Rampant rum still on rise in Scots on-trade

Price and versatility leading consumers to experiment with spirit as never before, bartenders tell Dave Hunter


SCOTTISH consumers are continuing to embrace rum, both as a base for cocktails and mixed drinks.

Figures published by CGA earlier this year showed that the rum market was worth £84.6m in the Scottish on-trade in the 12 months to the middle of May, up from £76.2m the previous year, with Captain Morgan’s Spiced, Bacardi and Sailor Jerry leading the category.
And bartenders have told SLTN that the spirit’s popularity is up across the board, with many consumers open to trying new brands.
James Sutherland, director of 56 North in Edinburgh, said the category itself encourages experimentation, being much more affordable than some other spirits.
“It’s not like malt whisky, where a really expensive malt whisky might be out of reach,” Sutherland said.
“Even the top end rums are relatively obtainable in terms of price point, so people do tend to venture off and try new things.”
The spirit’s versatility has also helped to increase its popularity, with consumers able to drink it along with a range of different mixers or in a wide range of cocktails, from the traditional Daiquiri and massively popular Mojito to Tiki-style drinks.
“The Tiki thing is huge everywhere,” said Sutherland.
“People love their big silly cocktails, frankly. They’re everywhere, and it’s great. I’m a fan.”

It’s not like malt whisky – even the top end rums are relatively obtainable in terms of price point.

Joe Karp, bar supervisor at Leith’s Bond No.9, said he has also noticed an increase in calls for older classic rum cocktails.
“You’ll find a lot of people asking for drinks that they maybe wouldn’t have done a couple of years ago,” said Karp.
“Really forgotten classics, Daisy De Santiagos [rum, lime juice, simple syrup and Chatreuse liqueur] and things like that, are getting called.
“You don’t hear that very often, which is great for us. It gives us a bit of variety.”
These calls appear to coincide with a growing knowledge of the category among consumers.
Sutherland said customers in his bar are now bar-calling rums more often than any other spirit, including brands at the premium end of the back bar, such as Appleton VX.
Robb Wilkie, general manager of Glasgow bar Ivy, said that name-calling is particularly popular in the booming spiced rum category.
“People won’t ask for spiced rum, they’ll just ask for a name,” Wilkie said.
“Spiced rums tend to be very well marketed.
“Kraken is quite new on the scene, but already everyone knows it, because they’ve really got themselves out there.
“There are plenty of spiced rums to choose from these days, which is great.”
Wilkie told SLTN that even customers who order a standard rum and Coke can often be encouraged to branch out and try something different.
“Sometimes people just want stuff they’re used to, and that’s fine,” he said.
“Others can be quite easily swung. It’s just about making people feel comfortable.”
For consumers who are keen to try a new rum and Coke serve, Wilkie recommends the Eldorado 5 Year Old or Pampero Aniversario.
“I just think they’re such good, rich, complex rum and Coke drinks,” he explained.
“And they’re much lesser known than the bigger players.”
From a licensee’s point of view the advantage of switching customers to a more expensive premium spirit is an obvious one.
But it’s not just the spirit itself which offers the ‘upsell’ opportunity – there also seems to be interest among drinkers in opting for better quality mixers.

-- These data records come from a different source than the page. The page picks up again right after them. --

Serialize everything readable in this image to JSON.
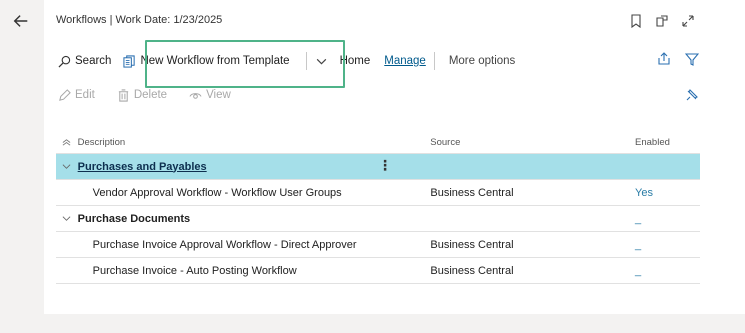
{
  "page": {
    "title": "Workflows | Work Date: 1/23/2025"
  },
  "actions": {
    "search": "Search",
    "new_from_template": "New Workflow from Template",
    "home": "Home",
    "manage": "Manage",
    "more_options": "More options",
    "edit": "Edit",
    "delete": "Delete",
    "view": "View"
  },
  "table": {
    "headers": {
      "description": "Description",
      "source": "Source",
      "enabled": "Enabled"
    },
    "rows": [
      {
        "description": "Purchases and Payables",
        "source": "",
        "enabled": ""
      },
      {
        "description": "Vendor Approval Workflow - Workflow User Groups",
        "source": "Business Central",
        "enabled": "Yes"
      },
      {
        "description": "Purchase Documents",
        "source": "",
        "enabled": "_"
      },
      {
        "description": "Purchase Invoice Approval Workflow - Direct Approver",
        "source": "Business Central",
        "enabled": "_"
      },
      {
        "description": "Purchase Invoice - Auto Posting Workflow",
        "source": "Business Central",
        "enabled": "_"
      }
    ]
  },
  "colors": {
    "selected_row": "#a5dfe9",
    "highlight": "#4fb389",
    "accent": "#005a8c"
  }
}
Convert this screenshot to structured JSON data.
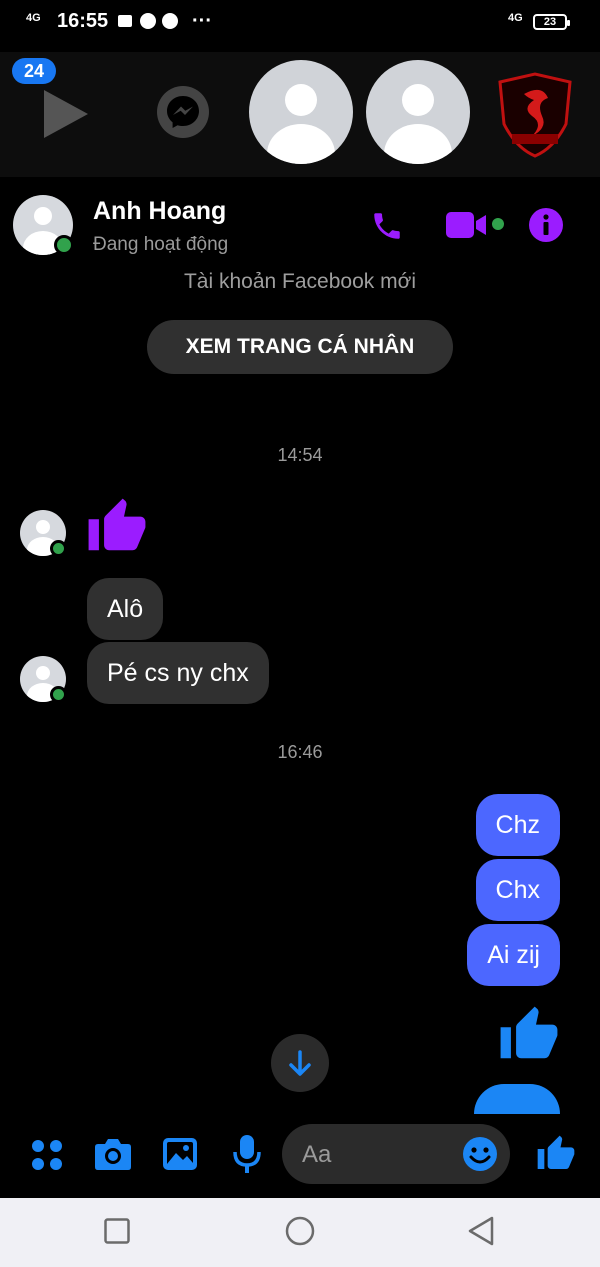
{
  "status_bar": {
    "network_left": "4G",
    "time": "16:55",
    "network_right": "4G",
    "battery": "23",
    "more": "···"
  },
  "chat_heads": {
    "unread_badge": "24",
    "heads": [
      "play-icon",
      "messenger-icon",
      "avatar-placeholder",
      "avatar-placeholder",
      "hydra-logo"
    ]
  },
  "header": {
    "contact_name": "Anh Hoang",
    "presence": "Đang hoạt động",
    "actions": [
      "phone-icon",
      "video-call-icon",
      "info-icon"
    ],
    "accent_color": "#9b1cff"
  },
  "intro": {
    "new_account_note": "Tài khoản Facebook mới",
    "view_profile_label": "XEM TRANG CÁ NHÂN"
  },
  "conversation": {
    "timestamp_1": "14:54",
    "incoming": [
      {
        "type": "like"
      },
      {
        "type": "text",
        "text": "Alô"
      },
      {
        "type": "text",
        "text": "Pé cs ny chx"
      }
    ],
    "timestamp_2": "16:46",
    "outgoing": [
      {
        "type": "text",
        "text": "Chz"
      },
      {
        "type": "text",
        "text": "Chx"
      },
      {
        "type": "text",
        "text": "Ai zij"
      },
      {
        "type": "like"
      }
    ],
    "outgoing_color": "#4c67ff",
    "incoming_color": "#303030"
  },
  "composer": {
    "placeholder": "Aa",
    "icons": [
      "apps-icon",
      "camera-icon",
      "gallery-icon",
      "mic-icon",
      "emoji-icon",
      "like-icon"
    ],
    "icon_color": "#1b86f5"
  },
  "nav_bar": {
    "buttons": [
      "recents-button",
      "home-button",
      "back-button"
    ]
  }
}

The Tiki thing is huge. People still love their big silly cocktails, frankly. It’s great.

Sutherland said staff at 56 North encourage customers to branch outside of the Cuba Libre rum serve and experiment with different combinations.
“From a customer point of view, it’s trying a different product, served differently, with something that might taste completely alien to them but that they might like,” he explained.
“From our point of view it’s also an upsell, because you’re selling baby mixers, bottles of ginger beer or whatever it may be so there’s more margin in it for us.”
With more products and serves emerging on an almost monthly basis, it seems the rum category is determined to keep consumers hooked.